Other wader- or gull-like birds incertae sedis, which may or may not be Charadriiformes, are:
  • Ceramornis
    Ceramornis
    Ceramornis is a prehistoric bird genus from the Late Cretaceous. It lived shortly before the K-Pg mass extinction in the Maastrictian, some 65.5 million years ago . Its remains were found in the Lull 2 location, a Lance Formation site in Niobrara County, Wyoming . A single species is known,...

    (Lance Creek Late Cretaceous)
  • "Cimolopteryx
    Cimolopteryx
    Cimolopteryx is a prehistoric bird genus from the late Cretaceous Period. Remains attributed to Cimolopteryx have been found in the Frenchman Formation of Saskatchewan, the Lance Formation of Wyoming, and possibly the Hell Creek Formation of Montana. All date to the end of the Maastrichtian age,...

    "
    (Lance Creek Late Cretaceous)
  • Palintropus
    Palintropus
    Palintropus is a prehistoric bird genus from the Late Cretaceous.

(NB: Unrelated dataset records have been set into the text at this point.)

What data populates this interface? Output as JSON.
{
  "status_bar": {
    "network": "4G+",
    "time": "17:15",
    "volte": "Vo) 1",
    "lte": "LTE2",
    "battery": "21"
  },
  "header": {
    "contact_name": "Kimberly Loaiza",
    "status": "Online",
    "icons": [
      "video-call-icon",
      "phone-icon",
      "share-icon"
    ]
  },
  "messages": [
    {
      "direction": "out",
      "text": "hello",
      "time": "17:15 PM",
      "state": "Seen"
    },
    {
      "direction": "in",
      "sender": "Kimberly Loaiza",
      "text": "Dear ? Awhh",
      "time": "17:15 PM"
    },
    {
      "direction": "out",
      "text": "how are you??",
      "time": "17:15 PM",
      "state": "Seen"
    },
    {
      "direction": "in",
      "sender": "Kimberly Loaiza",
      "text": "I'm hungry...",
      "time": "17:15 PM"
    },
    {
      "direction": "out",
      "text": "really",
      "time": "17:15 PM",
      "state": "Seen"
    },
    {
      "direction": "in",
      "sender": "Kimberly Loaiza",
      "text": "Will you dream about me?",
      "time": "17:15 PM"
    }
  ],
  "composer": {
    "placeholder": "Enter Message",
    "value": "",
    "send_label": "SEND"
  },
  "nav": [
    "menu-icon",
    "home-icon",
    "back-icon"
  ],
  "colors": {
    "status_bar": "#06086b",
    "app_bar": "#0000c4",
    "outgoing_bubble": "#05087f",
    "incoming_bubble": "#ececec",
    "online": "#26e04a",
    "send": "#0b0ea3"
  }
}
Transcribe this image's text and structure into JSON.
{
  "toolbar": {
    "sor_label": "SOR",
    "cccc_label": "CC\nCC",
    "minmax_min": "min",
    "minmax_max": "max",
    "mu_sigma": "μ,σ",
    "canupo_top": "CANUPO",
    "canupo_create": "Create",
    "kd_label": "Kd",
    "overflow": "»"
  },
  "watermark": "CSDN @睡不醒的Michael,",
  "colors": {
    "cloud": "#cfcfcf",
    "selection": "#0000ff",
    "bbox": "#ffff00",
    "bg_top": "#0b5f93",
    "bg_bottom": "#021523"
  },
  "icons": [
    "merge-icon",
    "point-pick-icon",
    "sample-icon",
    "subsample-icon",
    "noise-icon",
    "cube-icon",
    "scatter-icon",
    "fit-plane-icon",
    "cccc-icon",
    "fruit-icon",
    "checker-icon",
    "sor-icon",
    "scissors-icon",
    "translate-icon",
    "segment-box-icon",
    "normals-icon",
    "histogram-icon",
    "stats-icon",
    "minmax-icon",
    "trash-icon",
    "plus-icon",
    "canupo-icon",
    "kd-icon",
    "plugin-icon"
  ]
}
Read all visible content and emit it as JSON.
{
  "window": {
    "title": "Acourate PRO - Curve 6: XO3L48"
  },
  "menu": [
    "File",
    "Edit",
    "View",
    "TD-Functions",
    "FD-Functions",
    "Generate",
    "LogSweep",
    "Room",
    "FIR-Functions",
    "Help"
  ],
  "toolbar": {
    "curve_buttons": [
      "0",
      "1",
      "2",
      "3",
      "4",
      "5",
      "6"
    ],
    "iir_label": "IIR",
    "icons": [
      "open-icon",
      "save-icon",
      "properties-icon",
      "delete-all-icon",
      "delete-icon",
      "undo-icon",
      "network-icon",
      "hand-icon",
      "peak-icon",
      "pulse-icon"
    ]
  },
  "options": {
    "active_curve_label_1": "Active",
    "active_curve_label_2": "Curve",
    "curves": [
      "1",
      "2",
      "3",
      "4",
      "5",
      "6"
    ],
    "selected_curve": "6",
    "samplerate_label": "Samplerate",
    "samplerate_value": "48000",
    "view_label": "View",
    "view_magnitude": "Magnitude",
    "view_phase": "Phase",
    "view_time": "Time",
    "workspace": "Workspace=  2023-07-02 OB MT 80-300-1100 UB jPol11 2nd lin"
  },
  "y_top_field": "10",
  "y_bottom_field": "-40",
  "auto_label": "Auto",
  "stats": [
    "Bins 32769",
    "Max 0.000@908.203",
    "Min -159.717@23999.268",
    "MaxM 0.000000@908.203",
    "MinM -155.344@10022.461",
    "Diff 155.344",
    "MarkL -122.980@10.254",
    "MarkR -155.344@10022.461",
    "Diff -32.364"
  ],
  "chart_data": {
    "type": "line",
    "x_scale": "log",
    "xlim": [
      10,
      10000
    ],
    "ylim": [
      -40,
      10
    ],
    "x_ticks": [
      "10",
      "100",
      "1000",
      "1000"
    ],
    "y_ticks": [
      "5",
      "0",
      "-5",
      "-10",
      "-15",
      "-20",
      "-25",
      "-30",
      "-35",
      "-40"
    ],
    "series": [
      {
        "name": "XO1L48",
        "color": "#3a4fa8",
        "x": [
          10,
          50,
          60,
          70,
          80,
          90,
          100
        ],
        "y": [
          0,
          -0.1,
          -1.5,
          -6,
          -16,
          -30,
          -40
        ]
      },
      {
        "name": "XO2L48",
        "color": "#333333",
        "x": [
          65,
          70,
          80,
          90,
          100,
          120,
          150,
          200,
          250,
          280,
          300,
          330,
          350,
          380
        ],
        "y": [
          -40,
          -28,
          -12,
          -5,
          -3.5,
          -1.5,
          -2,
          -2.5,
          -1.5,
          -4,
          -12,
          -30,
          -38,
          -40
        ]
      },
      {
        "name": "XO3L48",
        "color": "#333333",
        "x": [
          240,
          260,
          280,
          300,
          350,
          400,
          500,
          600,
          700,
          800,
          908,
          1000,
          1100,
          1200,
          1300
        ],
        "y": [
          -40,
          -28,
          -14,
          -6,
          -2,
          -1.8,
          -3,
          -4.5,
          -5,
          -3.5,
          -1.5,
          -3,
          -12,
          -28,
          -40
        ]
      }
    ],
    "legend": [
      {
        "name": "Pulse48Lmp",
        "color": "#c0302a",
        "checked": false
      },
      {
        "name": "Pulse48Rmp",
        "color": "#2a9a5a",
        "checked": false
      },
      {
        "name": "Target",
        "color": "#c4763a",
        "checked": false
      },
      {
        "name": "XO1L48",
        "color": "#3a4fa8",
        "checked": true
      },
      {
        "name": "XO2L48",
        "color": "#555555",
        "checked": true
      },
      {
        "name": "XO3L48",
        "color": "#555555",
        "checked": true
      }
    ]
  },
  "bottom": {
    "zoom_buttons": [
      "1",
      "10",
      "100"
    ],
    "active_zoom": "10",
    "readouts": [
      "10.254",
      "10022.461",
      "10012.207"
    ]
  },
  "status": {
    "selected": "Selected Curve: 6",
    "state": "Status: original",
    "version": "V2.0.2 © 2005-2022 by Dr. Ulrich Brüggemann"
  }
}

A single species has been named based on a proximal coracoid from the Lance Formation of Wyoming, dated to the latest Maastrichtian, 65.5 million years ago...

    (Lance Creek Late Cretaceous)
  • Torotix
    Torotix
    Torotix is a Late Cretaceous genus of aquatic bird. It lived along the shores of the Western Interior Seaway, but it is not clear whether it was a seabird or a freshwater bird, as it is only known from a humerus. Consequently, the genus is monotypic, with the single species Torotix clemensi.It...

    (Late Cretaceous)
  • Volgavis (Early Paleocene of Volgograd, Russia)
  • Eupterornis (Paleocene of France)
  • Neornithes incerta sedis (Late Paleocene/Early Eocene of Ouled Abdoun Basin, Morocco)
  • Fluviatitavis (Early Eocene of Silveirinha, Portugal)